What lines of the data hold the string "preview"? Pull each one out.

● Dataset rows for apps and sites
==========
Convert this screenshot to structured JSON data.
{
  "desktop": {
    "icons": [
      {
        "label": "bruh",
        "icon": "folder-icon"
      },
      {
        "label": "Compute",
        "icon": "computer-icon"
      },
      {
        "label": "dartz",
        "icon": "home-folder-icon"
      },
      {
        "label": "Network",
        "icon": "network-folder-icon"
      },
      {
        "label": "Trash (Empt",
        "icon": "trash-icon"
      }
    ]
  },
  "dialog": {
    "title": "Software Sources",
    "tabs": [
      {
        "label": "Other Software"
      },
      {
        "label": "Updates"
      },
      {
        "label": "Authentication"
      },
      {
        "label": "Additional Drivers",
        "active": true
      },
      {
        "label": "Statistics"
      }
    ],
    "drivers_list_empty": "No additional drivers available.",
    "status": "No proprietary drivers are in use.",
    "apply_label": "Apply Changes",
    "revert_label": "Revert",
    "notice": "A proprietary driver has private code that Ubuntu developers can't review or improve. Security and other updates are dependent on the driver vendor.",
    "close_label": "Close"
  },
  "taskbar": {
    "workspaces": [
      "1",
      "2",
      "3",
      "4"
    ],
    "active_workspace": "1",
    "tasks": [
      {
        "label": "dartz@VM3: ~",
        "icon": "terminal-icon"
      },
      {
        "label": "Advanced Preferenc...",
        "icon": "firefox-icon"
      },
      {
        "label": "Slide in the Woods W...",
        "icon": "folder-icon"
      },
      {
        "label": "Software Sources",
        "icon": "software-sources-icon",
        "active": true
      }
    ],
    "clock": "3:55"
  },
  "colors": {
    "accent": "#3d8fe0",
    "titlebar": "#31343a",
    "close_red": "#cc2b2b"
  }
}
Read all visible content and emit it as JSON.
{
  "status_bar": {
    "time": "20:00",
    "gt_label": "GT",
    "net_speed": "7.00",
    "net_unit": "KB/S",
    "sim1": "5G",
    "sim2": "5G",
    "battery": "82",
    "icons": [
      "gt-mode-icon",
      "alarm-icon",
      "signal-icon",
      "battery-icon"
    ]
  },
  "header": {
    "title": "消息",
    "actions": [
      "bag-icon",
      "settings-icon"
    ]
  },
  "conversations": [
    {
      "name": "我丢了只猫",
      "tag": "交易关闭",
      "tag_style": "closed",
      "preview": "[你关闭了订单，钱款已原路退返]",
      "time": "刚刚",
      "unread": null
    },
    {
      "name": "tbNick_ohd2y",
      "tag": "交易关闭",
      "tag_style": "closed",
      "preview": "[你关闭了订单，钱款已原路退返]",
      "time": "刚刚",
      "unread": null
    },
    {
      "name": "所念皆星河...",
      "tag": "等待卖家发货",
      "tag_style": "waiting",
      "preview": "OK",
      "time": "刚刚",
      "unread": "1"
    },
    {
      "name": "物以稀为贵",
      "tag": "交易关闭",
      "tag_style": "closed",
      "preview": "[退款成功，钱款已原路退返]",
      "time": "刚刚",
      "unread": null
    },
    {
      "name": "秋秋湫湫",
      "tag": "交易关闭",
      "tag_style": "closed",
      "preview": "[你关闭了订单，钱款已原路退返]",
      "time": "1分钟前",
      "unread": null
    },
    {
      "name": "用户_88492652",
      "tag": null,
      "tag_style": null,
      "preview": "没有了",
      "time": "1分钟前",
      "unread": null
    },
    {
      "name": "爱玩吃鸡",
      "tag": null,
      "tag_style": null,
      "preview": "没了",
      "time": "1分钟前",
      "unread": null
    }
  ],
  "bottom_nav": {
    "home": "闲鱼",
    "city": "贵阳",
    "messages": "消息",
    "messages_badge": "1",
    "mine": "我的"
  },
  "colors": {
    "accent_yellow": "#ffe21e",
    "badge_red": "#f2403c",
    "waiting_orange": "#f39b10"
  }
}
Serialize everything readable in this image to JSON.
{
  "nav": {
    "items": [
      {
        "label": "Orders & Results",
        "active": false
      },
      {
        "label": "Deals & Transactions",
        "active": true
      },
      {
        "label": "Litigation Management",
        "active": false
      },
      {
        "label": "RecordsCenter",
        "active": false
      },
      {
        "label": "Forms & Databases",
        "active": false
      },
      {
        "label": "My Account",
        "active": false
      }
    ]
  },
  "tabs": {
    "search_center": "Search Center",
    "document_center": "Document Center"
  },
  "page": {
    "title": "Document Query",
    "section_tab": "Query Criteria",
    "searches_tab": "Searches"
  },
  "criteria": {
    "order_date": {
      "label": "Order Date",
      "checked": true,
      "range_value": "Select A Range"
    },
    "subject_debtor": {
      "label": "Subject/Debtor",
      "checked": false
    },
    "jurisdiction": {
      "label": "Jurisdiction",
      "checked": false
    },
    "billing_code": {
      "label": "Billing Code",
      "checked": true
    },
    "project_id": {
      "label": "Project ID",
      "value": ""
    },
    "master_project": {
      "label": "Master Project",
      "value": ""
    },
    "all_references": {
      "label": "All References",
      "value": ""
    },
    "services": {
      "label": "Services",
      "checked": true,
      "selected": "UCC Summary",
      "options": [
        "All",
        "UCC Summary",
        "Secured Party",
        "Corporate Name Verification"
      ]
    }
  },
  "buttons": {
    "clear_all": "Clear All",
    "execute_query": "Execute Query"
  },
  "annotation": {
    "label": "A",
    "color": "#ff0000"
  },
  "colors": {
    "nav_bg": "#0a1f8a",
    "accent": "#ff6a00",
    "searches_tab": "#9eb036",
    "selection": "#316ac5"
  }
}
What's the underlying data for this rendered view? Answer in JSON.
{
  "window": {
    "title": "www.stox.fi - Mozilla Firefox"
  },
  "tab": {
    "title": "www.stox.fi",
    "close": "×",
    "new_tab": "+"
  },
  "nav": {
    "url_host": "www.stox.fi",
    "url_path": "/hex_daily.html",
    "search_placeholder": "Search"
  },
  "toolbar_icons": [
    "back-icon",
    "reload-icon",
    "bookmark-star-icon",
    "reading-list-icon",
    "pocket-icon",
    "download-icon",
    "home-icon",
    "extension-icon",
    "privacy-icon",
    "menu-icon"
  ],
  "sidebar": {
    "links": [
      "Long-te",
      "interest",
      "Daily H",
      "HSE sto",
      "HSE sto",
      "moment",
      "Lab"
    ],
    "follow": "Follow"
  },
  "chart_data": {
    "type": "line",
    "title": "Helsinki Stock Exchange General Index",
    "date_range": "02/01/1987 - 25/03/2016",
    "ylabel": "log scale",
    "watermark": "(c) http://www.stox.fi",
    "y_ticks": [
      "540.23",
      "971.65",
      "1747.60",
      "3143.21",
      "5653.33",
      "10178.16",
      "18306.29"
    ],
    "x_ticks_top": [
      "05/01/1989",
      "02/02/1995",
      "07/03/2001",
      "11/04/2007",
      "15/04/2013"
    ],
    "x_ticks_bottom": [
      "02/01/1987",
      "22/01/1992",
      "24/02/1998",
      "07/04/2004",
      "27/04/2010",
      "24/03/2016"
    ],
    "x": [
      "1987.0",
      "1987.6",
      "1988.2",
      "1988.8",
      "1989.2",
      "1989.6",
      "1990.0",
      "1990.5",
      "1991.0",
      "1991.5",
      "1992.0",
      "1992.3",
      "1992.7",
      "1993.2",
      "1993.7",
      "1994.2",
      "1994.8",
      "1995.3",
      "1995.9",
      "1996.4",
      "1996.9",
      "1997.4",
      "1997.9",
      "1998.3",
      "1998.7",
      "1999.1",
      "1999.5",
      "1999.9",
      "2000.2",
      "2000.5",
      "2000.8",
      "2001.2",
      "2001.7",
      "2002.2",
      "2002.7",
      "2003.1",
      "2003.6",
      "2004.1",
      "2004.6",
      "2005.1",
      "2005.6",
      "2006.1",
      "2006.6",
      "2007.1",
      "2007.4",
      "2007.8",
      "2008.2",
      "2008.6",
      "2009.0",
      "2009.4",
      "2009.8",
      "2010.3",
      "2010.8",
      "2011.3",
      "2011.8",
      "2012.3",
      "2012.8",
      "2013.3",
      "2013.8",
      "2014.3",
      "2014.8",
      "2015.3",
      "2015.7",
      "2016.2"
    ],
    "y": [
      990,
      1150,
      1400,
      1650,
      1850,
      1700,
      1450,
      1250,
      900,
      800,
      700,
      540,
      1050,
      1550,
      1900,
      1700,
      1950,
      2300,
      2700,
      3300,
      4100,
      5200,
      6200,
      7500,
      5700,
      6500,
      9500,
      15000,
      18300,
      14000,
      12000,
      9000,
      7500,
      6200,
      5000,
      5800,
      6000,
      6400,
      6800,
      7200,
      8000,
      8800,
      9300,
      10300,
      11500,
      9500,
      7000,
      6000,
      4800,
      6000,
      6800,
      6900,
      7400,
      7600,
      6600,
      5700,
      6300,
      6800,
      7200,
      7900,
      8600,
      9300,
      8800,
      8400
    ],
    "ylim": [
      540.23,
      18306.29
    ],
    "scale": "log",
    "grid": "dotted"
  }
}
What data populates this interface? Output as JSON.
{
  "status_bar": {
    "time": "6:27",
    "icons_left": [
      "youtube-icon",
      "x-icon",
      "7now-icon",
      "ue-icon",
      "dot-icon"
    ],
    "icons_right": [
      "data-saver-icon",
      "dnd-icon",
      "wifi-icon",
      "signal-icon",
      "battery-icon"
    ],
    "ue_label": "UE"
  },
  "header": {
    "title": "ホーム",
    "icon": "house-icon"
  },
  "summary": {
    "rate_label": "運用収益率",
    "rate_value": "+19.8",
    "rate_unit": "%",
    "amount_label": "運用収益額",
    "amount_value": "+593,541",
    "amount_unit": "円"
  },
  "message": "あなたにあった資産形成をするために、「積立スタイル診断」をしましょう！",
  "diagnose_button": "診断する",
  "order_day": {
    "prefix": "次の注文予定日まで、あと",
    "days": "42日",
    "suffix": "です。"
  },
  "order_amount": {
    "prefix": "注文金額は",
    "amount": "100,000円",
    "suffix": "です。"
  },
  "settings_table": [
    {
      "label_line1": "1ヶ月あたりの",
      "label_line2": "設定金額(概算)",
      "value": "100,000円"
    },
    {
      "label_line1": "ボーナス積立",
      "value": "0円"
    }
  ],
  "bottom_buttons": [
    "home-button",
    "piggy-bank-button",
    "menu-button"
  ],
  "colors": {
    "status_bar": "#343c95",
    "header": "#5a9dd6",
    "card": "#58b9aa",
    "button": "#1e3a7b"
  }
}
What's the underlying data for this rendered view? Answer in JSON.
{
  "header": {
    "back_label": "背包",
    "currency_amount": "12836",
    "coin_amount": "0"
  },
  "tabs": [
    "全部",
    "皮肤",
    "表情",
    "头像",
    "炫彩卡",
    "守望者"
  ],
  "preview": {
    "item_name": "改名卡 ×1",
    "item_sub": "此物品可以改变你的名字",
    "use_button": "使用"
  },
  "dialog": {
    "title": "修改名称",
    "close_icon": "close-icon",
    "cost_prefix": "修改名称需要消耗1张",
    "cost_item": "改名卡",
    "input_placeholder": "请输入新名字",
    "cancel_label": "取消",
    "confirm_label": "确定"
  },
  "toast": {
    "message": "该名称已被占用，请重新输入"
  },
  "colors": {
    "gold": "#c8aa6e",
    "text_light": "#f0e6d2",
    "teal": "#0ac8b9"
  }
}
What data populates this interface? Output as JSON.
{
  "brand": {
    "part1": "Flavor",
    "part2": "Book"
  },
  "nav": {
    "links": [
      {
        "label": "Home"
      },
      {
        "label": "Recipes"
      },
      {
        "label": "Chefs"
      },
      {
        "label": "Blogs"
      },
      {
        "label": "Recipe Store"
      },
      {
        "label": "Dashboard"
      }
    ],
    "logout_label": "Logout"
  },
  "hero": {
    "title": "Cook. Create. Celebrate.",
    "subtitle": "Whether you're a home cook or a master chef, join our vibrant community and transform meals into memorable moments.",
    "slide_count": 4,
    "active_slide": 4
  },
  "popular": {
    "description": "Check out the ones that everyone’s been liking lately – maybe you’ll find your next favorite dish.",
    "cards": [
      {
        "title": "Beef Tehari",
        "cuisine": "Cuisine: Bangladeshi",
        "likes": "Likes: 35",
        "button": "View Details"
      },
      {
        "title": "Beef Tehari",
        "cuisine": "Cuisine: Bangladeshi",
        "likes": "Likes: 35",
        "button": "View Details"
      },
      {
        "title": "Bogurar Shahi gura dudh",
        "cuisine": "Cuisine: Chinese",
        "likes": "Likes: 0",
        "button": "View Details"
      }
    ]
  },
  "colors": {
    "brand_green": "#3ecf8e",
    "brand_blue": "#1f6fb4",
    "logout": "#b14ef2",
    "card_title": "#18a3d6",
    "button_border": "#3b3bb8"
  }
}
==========
● Answer to the exercise
      "preview": "[你关闭了订单，钱款已原路退返]",
      "preview": "[你关闭了订单，钱款已原路退返]",
      "preview": "OK",
      "preview": "[退款成功，钱款已原路退返]",
      "preview": "[你关闭了订单，钱款已原路退返]",
      "preview": "没有了",
      "preview": "没了",
  "preview": {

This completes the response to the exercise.